A new survey from SAP reveals leading supply chain concerns.
A new survey of U.S. supply chain professionals reveals procurement is becoming more important in combating the most common supply chain issues.
According to the survey, conducted by enterprise software provider SAP and Regina Corso Consulting, 90% of respondents said procurement has taken on greater responsibilities to address both supply chain and sustainability challenges.
Nearly half (49%) of respondents said supply chain shortages and disruptions are keeping them up at night. Other supply chain issues disrupting respondent sleep patterns include:
Reducing costs and/or saving money (27%).
Consumer feedback (21%).
Digital transformation (20%).
Regulatory compliance (18%).
Despite only 28% of respondents saying sustainability keeps them up at night, 91% said that their company has specific sustainability goals or objectives, and 95% say procurement plays a significant role in achieving those sustainability goals.
Between the global pandemic, labor and supply shortages and increasing consumer demands for sustainability, the supply chain professionals surveyed agree that procurement has taken on a more strategic role to help mitigate key challenges. For example:
50% say procurement is helping alleviate supply chain challenges by improving supply chain transparency.
48% say it is helping develop better relationships with suppliers.
45% say it is helping diversify suppliers for greater resiliency.
33% say it is helping adapt payment terms to improve trading partner liquidity.
21% say it is helping reskill workers to address higher-level business priorities.
Many respondents also indicated they think consumers have a part to play in easing the challenge of supply chain disruptions:

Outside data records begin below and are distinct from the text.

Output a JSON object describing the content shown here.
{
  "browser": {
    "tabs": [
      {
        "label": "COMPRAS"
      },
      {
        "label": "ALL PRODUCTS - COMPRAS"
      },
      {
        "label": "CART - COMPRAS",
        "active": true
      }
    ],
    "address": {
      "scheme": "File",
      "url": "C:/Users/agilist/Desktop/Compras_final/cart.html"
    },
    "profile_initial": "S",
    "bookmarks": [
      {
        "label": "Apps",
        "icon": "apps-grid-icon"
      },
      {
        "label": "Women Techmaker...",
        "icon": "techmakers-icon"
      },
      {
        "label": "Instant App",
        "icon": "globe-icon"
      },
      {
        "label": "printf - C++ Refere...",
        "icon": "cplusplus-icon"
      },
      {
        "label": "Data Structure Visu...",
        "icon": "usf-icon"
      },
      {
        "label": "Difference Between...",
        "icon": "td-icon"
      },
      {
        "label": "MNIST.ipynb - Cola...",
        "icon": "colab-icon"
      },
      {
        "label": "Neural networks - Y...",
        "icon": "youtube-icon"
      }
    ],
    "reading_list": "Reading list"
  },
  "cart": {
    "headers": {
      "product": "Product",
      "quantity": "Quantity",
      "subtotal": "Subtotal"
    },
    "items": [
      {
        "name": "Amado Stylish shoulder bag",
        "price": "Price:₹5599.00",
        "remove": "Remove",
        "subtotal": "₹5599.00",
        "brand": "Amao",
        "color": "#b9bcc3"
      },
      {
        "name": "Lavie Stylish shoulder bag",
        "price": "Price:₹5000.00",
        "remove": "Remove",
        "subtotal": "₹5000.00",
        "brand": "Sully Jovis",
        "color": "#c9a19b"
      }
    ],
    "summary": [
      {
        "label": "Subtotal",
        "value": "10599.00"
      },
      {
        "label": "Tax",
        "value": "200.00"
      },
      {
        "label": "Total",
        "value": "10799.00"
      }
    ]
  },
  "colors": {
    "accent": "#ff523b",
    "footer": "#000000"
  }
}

54% say consumers should allow more time for fulfillment.
46% say consumers should buy more local goods and order items earlier.
33% say consumers should be willing to pay more to account for higher supply chain costs.
32% say consumers should have more empathy and understanding for the delays.
“Supply chain disruptions aren’t a new challenge, but they’ve been dramatically compounded and lasting due to ongoing shortages and delays caused by the pandemic,” said Etosha Thurman, chief marketing and solutions officer, Intelligent Spend and Business Network, SAP. “To navigate these unpredictable circumstances, supply chain leaders must strategically leverage procurement to effectively manage supplier relationships, mitigate customer frustrations, control costs and ensure business resiliency.”
“If post-pandemic supply chains are to be resilient, they must be sustainable. It’s not enough to just track and extoll green virtues, sustainability must become part of the way that supply chains are run,” said Simon Ellis, Program VP, IDC. “On the other end, the growth of e-commerce and consumer expectations for ‘next day’ delivery often runs counter to sustainable fulfillment and carbon footprint. There will have to be a rebalancing or rationalization about the way that people consume: ‘do I really need the product the next day?’”
The research study was conducted Oct. 15-25, 2021, on a sample of 210 U.S.-based employees who work in the supply chain at companies with at least 500 employees.